The Brain Exchange
20th Anniversary, August 1995- August 2015
San Francisco Bay Area Women's Brain Exchange


San Francisco Bay Guardian, Feb 2000

The February 23, 2000 edition of the San Francisco Bay Guardian, in its Culture Shocked column by Katharine Meiszkowski, printed an article called "Brain Tease" about the San Francisco Brain Exchange.

Reader's Digest, Oct 2003

Oprah Magazine, Nov 2003

Woman's Day Magazine, April 1, 2005 Or go to and search for Brain Exchange

Women Swear by a Meeting of Minds

by Marian Magid
Contra Costa Times

While ancient Greeks brought their pressing questions to the Oracle at Delphi, some East Bay women take their queries — with just as much faith and hope — to the Brain Exchange.

There, at monthly meetings in an El Cerrito home, they seek practical solutions to problems familiar to many 21st century women. What kinds of problems?

Thirty-something Sarah can't decide if it's time for her to have a baby — or if motherhood would interfere with her writing career. Bettina, an earnest-looking outdoorswoman, wants to find a job with an environmental organization that serves disabled people. An artist named Anna is thinking about renting out a room in her small home but isn't sure how to avoid a "tenant from hell" who would upset her quiet life.

At the Brain Exchange, these women all got suggestions — lots of suggestions.

The group gathers in the home of one of its founders, Anita Goldstein. Meetings start at 7 p.m., but by 6:45 all of the 20 or so seats are taken, and late-comers have to squeeze into the back of the room or sit on the floor. Some participants attend steadily for years; others come and go. Most newcomers are with someone who has been there before.

Participants then pull cards from a deck, and questions are asked by those holding the seven or eight lowest cards. Topics have ranged from "How do I market my business?" to "How do I find forgiveness in myself?" to "How can I survive life with a teenager — or mother-in-law?" Other members then ask clarifying questions. When the questioner is satisfied that the group understands what she's asking, a timer is set for five minutes.

The timer's first tick has the effect of a starter pistol. The room explodes with rapid-fire tips and referrals. The idea is to give a brief recommendation or referral — and then stop talking. It's not OK to tell stories or to discuss or rebut what's said, and those who do get gentle but firm reminders from Anita. The result is dozens of succinct answers to each question, ranging from the practical to the far-out.

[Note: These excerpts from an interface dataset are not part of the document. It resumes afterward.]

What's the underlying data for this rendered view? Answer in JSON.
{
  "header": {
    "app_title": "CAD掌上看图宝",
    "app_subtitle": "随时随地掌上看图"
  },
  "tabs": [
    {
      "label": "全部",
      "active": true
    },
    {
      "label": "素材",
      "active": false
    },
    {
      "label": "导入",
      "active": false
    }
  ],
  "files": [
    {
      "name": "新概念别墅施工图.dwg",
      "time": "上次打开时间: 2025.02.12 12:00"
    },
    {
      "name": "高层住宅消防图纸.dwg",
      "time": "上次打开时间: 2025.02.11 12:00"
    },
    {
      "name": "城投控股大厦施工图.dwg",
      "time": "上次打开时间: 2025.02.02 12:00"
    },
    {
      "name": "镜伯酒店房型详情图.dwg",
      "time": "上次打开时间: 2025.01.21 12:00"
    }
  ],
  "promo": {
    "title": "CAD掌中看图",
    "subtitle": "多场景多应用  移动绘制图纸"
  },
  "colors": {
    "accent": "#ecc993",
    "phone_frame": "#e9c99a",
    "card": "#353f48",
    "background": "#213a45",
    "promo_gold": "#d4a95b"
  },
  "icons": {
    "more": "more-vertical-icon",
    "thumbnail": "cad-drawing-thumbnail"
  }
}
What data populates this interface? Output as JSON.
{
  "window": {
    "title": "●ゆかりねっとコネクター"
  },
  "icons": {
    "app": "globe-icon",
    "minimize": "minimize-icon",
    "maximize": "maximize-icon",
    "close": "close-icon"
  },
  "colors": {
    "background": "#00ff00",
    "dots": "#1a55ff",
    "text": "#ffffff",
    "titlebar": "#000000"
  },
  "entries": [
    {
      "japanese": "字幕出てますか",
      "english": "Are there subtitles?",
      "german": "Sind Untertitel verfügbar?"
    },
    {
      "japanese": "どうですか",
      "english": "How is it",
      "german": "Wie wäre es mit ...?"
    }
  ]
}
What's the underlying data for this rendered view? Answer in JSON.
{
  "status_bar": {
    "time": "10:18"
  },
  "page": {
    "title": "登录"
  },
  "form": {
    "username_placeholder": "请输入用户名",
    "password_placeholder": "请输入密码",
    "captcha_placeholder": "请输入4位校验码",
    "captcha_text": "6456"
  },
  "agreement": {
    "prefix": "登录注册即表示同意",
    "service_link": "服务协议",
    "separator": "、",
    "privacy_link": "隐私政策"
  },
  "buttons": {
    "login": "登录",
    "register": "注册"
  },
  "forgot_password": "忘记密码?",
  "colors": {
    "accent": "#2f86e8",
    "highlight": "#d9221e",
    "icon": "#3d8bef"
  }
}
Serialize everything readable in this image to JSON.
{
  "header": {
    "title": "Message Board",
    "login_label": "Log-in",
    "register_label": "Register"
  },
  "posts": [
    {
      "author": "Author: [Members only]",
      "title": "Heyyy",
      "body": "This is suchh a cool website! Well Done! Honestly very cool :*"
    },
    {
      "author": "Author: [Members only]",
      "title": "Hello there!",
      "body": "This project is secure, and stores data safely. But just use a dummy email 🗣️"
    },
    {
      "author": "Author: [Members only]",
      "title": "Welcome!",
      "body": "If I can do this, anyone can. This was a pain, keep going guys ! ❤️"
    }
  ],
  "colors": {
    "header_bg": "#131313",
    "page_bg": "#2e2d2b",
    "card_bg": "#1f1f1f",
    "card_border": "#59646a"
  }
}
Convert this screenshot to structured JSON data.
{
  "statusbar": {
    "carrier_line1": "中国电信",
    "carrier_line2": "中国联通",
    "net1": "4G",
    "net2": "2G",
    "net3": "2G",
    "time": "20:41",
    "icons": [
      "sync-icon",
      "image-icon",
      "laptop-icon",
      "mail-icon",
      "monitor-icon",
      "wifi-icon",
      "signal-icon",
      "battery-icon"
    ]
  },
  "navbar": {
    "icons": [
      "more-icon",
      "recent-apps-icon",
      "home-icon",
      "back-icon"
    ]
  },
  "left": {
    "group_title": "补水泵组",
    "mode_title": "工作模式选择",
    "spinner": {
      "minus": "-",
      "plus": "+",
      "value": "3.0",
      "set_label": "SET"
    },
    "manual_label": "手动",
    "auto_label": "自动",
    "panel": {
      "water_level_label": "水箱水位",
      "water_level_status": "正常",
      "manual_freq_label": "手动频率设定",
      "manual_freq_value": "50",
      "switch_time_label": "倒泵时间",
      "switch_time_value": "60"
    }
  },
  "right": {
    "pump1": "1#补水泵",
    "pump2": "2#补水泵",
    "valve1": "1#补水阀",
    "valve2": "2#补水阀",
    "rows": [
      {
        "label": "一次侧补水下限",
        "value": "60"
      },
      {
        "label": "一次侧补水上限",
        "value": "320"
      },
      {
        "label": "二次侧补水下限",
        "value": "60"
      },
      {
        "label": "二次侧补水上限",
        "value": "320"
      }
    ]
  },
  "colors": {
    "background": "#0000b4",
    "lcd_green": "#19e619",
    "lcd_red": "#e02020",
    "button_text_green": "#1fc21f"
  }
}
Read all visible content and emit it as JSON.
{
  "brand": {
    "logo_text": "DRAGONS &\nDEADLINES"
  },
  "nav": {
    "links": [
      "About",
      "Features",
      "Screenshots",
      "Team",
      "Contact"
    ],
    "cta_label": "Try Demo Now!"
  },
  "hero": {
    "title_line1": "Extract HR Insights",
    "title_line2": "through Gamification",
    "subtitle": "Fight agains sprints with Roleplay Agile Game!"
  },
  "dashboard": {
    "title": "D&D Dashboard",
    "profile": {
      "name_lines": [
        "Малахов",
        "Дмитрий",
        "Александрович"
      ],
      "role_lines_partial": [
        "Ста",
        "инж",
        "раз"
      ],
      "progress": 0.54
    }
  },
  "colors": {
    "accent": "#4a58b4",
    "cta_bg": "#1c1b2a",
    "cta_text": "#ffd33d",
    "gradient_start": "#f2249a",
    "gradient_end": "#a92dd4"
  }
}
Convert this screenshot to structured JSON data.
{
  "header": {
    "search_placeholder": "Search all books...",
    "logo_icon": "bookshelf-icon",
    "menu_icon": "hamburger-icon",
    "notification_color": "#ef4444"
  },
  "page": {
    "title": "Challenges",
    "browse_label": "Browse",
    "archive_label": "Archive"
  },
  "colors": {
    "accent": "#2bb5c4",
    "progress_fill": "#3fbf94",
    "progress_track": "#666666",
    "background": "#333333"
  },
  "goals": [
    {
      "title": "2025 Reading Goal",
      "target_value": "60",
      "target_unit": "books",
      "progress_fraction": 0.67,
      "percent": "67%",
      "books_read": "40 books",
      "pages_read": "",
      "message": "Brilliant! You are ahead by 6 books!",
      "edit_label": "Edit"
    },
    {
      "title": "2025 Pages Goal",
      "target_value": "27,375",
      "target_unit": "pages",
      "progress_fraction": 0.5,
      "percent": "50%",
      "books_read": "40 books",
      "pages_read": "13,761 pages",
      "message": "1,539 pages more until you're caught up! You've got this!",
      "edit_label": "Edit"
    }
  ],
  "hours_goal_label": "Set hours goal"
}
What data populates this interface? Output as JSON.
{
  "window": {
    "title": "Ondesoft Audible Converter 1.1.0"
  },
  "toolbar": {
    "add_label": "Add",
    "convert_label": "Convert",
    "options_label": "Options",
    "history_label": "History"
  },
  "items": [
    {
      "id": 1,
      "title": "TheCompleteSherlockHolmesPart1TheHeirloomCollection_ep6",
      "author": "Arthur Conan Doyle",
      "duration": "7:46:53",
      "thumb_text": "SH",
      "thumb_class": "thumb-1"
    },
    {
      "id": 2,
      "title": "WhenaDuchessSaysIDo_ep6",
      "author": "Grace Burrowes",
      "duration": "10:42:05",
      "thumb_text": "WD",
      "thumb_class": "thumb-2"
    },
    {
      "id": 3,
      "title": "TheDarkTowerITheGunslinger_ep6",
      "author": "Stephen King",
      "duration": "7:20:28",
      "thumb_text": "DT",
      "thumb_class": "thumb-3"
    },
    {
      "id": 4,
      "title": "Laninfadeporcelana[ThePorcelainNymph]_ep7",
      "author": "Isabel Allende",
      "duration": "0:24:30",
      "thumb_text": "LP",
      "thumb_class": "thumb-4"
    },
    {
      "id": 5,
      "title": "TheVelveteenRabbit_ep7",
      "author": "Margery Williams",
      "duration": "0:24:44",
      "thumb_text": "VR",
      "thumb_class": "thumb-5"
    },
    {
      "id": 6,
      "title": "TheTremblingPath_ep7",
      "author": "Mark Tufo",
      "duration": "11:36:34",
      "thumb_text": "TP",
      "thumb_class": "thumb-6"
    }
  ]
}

Sarah, the prospective Mom, is advised to "realize there is never a perfect time to have a child, "to "read the book 'Operating Instructions' by successful writer-mother Anne Lamott," to "spend time around new babies before you decide to have one," and to realize that "being a Mom will make you tired whether you're 18 or 64. "After a series of cautions, a cheerful middle-aged woman gets lots of positive nods when she says, "With all the accomplishments and travel in my life, I consider my kids my greatest production. Go for it!"

Job-seeker Bettina, a first-timer at the meeting, gets a list of more than 20 contacts for environmental work, including two that specialize in wilderness trips for disabled people. A look of amazement crosses her face as she whispers a nearly breathless, "Gee, thanks" when her turn ends.

Anna hits her own jackpot in her search for a renter. One woman says she'll send Anna a list of questions and some proven tips that "virtually guarantee you'll get a good tenant." Someone suggests a science graduate student — they almost never leave their labs. Another advises her to call airlines for a "tenant from heaven" — pilots or flight attendants who need an occasional place to sleep. Each comment is recorded on a computer by the group's co-founder, Susan Goldstein, who is not related to Anita. A few days later, everyone gets the whole list of brainstormed suggestions by e-mail. Everyone is free to use any suggestion, whether or not they asked a question.

Attendees can also send out pleas through a mass e-mail to any Brain Exchangers who choose to receive them. Recently, one woman looking for a ghost writer for her tales about seniors and sex got more than 80 replies.

There are no fees. Anita calls the many hours she devotes to the group "a gift I give myself and others." Susan says enthusiastically, "I think of it as a part of my social life." Other members fill in as facilitator or recorder when Anita or Susan is unavailable, and there's no need for other staff. There are no printed materials or RSVP's. Refreshments are simple: popcorn and bottled water brought by participants. And when the meeting is over, everyone helps put the house back in order.

Anita and Susan started the group more than eight years ago, at a time when many of their friends were "in transition" in their personal or professional lives. They had attended a brainstorming session in San Francisco and decided to try out the technique with their friends in what they thought would be a one-time experiment. The participants decided to meet again — and kept coming back. "Our goal is to help people discover the power of brainstorming to solve problems," says Susan. "Then they can use the technique in any way they choose."